» **WHAT YOU SHOULD DO**: In the data that follows, every line containing the word "handle" should be returned.

» **ENTRIES SHOWN**:
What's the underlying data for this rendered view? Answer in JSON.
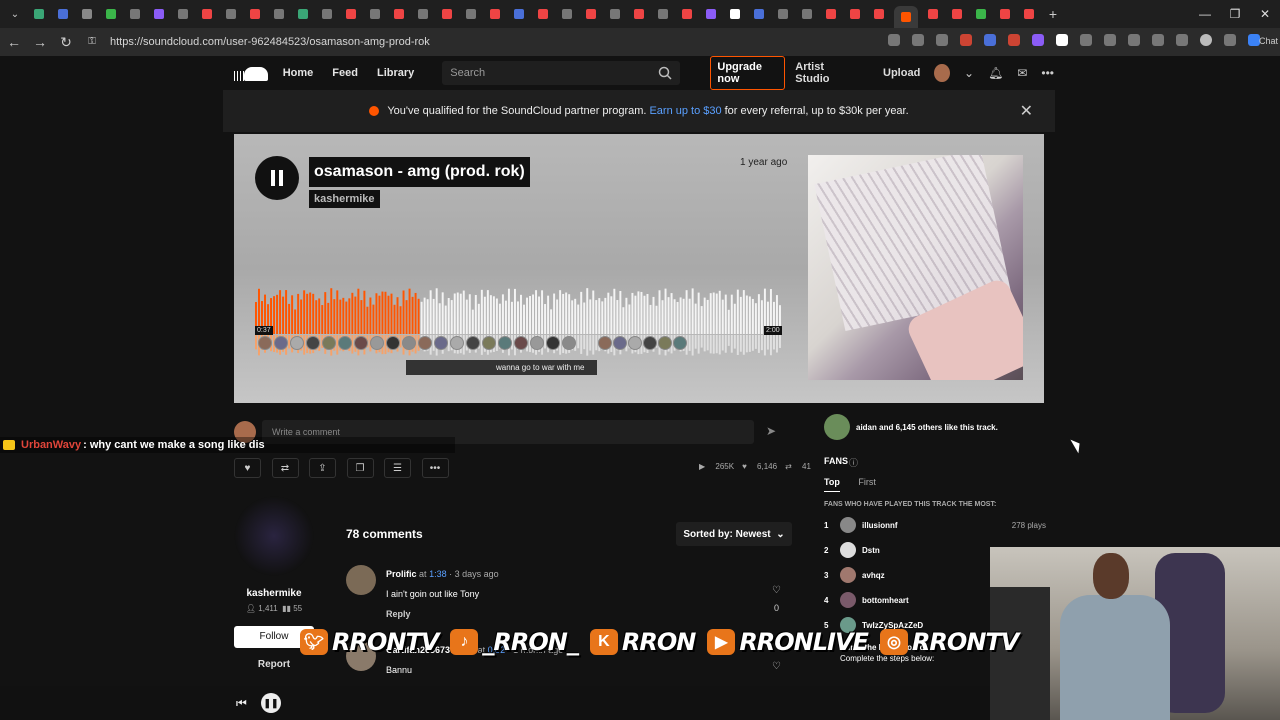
{
  "browser": {
    "url": "https://soundcloud.com/user-962484523/osamason-amg-prod-rok",
    "window_controls": [
      "—",
      "❐",
      "✕"
    ],
    "profile_label": "Chat"
  },
  "sc_nav": {
    "home": "Home",
    "feed": "Feed",
    "library": "Library",
    "search_placeholder": "Search",
    "upgrade": "Upgrade now",
    "artist_studio": "Artist Studio",
    "upload": "Upload"
  },
  "banner": {
    "text_before": "You've qualified for the SoundCloud partner program.",
    "link": "Earn up to $30",
    "text_after": "for every referral, up to $30k per year."
  },
  "track": {
    "title": "osamason - amg (prod. rok)",
    "artist": "kashermike",
    "posted": "1 year ago",
    "current_time": "0:37",
    "total_time": "2:00",
    "progress": 0.31,
    "waveform_comment": "wanna go to war with me"
  },
  "comment_box": {
    "placeholder": "Write a comment"
  },
  "chat": {
    "user": "UrbanWavy",
    "message": ": why cant we make a song like dis"
  },
  "stats": {
    "plays": "265K",
    "likes": "6,146",
    "reposts": "41"
  },
  "artist_card": {
    "name": "kashermike",
    "followers": "1,411",
    "tracks": "55",
    "follow": "Follow",
    "report": "Report"
  },
  "comments": {
    "count": "78 comments",
    "sort": "Sorted by: Newest",
    "items": [
      {
        "user": "Prolific",
        "at": "at",
        "ts": "1:38",
        "ago": "· 3 days ago",
        "text": "I ain't goin out like Tony",
        "reply": "Reply",
        "likes": "0"
      },
      {
        "user": "Cartifan26367373737",
        "at": "at",
        "ts": "0:02",
        "ago": "· 1 month ago",
        "text": "Bannu",
        "reply": "Reply",
        "likes": ""
      }
    ]
  },
  "sidebar": {
    "likes_text": "aidan and 6,145 others like this track.",
    "fans_title": "FANS",
    "tab_top": "Top",
    "tab_first": "First",
    "fans_sub": "FANS WHO HAVE PLAYED THIS TRACK THE MOST:",
    "fans": [
      {
        "rank": "1",
        "name": "illusionnf",
        "plays": "278 plays"
      },
      {
        "rank": "2",
        "name": "Dstn",
        "plays": ""
      },
      {
        "rank": "3",
        "name": "avhqz",
        "plays": ""
      },
      {
        "rank": "4",
        "name": "bottomheart",
        "plays": ""
      },
      {
        "rank": "5",
        "name": "TwIzZySpAzZeD",
        "plays": ""
      }
    ],
    "climb_line1": "Climb the leaderboard",
    "climb_line2": "Complete the steps below:"
  },
  "socials": [
    {
      "icon": "twitter-icon",
      "handle": "RRONTV",
      "color": "#e8751a"
    },
    {
      "icon": "tiktok-icon",
      "handle": "_RRON_",
      "color": "#e8751a"
    },
    {
      "icon": "kick-icon",
      "handle": "RRON",
      "color": "#e8751a"
    },
    {
      "icon": "youtube-icon",
      "handle": "RRONLIVE",
      "color": "#e8751a"
    },
    {
      "icon": "instagram-icon",
      "handle": "RRONTV",
      "color": "#e8751a"
    }
  ],
  "colors": {
    "accent": "#ff5500",
    "link": "#5aa0ff",
    "chat_user": "#e0453a"
  }
}
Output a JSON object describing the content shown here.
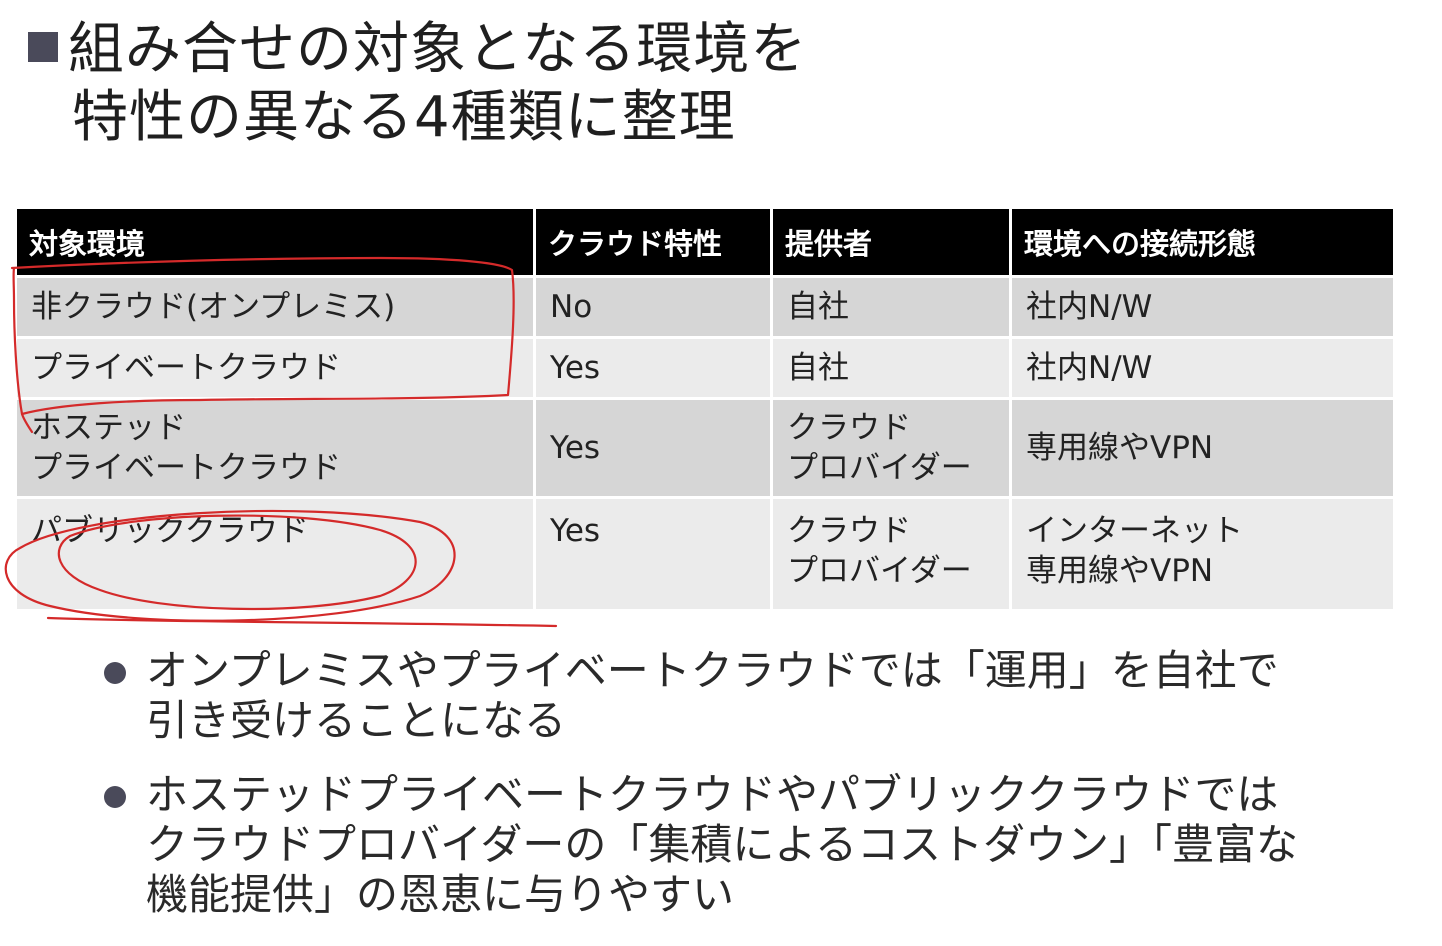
{
  "title": {
    "line1": "組み合せの対象となる環境を",
    "line2": "特性の異なる4種類に整理"
  },
  "table": {
    "headers": [
      "対象環境",
      "クラウド特性",
      "提供者",
      "環境への接続形態"
    ],
    "rows": [
      {
        "environment": [
          "非クラウド(オンプレミス)"
        ],
        "cloud": "No",
        "provider": [
          "自社"
        ],
        "connection": [
          "社内N/W"
        ]
      },
      {
        "environment": [
          "プライベートクラウド"
        ],
        "cloud": "Yes",
        "provider": [
          "自社"
        ],
        "connection": [
          "社内N/W"
        ]
      },
      {
        "environment": [
          "ホステッド",
          "プライベートクラウド"
        ],
        "cloud": "Yes",
        "provider": [
          "クラウド",
          "プロバイダー"
        ],
        "connection": [
          "専用線やVPN"
        ]
      },
      {
        "environment": [
          "パブリッククラウド"
        ],
        "cloud": "Yes",
        "provider": [
          "クラウド",
          "プロバイダー"
        ],
        "connection": [
          "インターネット",
          "専用線やVPN"
        ]
      }
    ]
  },
  "bullets": [
    {
      "lines": [
        "オンプレミスやプライベートクラウドでは「運用」を自社で",
        "引き受けることになる"
      ]
    },
    {
      "lines": [
        "ホステッドプライベートクラウドやパブリッククラウドでは",
        "クラウドプロバイダーの「集積によるコストダウン」「豊富な",
        "機能提供」の恩恵に与りやすい"
      ]
    }
  ],
  "colors": {
    "header_bg": "#000000",
    "row_dark": "#d6d6d6",
    "row_light": "#ebebeb",
    "marker": "#4a4a5a",
    "annotation_ink": "#d42a2a"
  },
  "icons": {
    "title_marker": "square-bullet",
    "bullet": "circle-bullet"
  }
}
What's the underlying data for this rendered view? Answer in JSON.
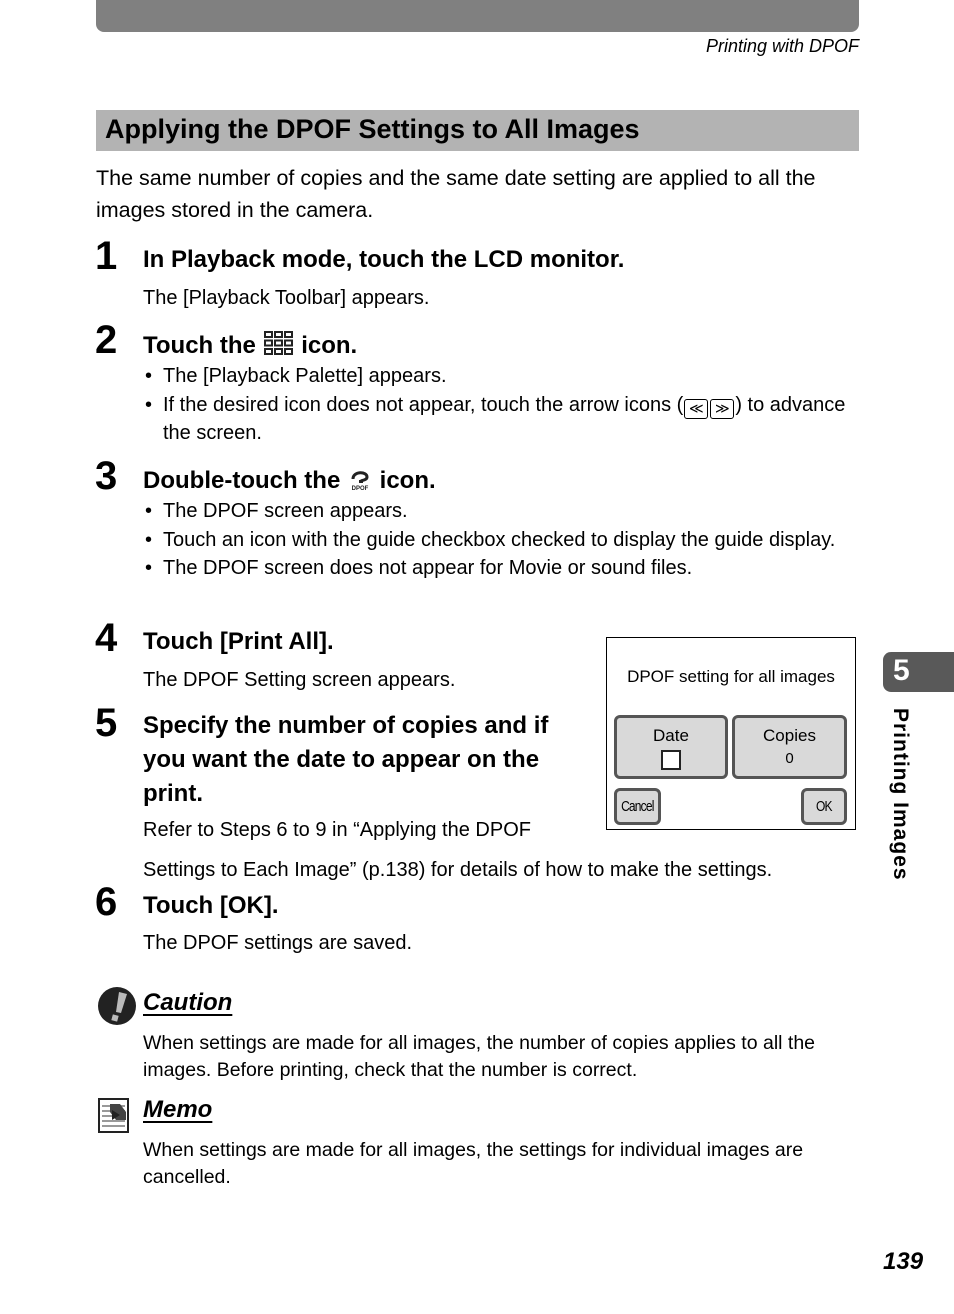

» **EXERCISE RESPONSE**:
      "handle": "RRONTV",
      "handle": "_RRON_",
      "handle": "RRON",
      "handle": "RRONLIVE",
      "handle": "RRONTV",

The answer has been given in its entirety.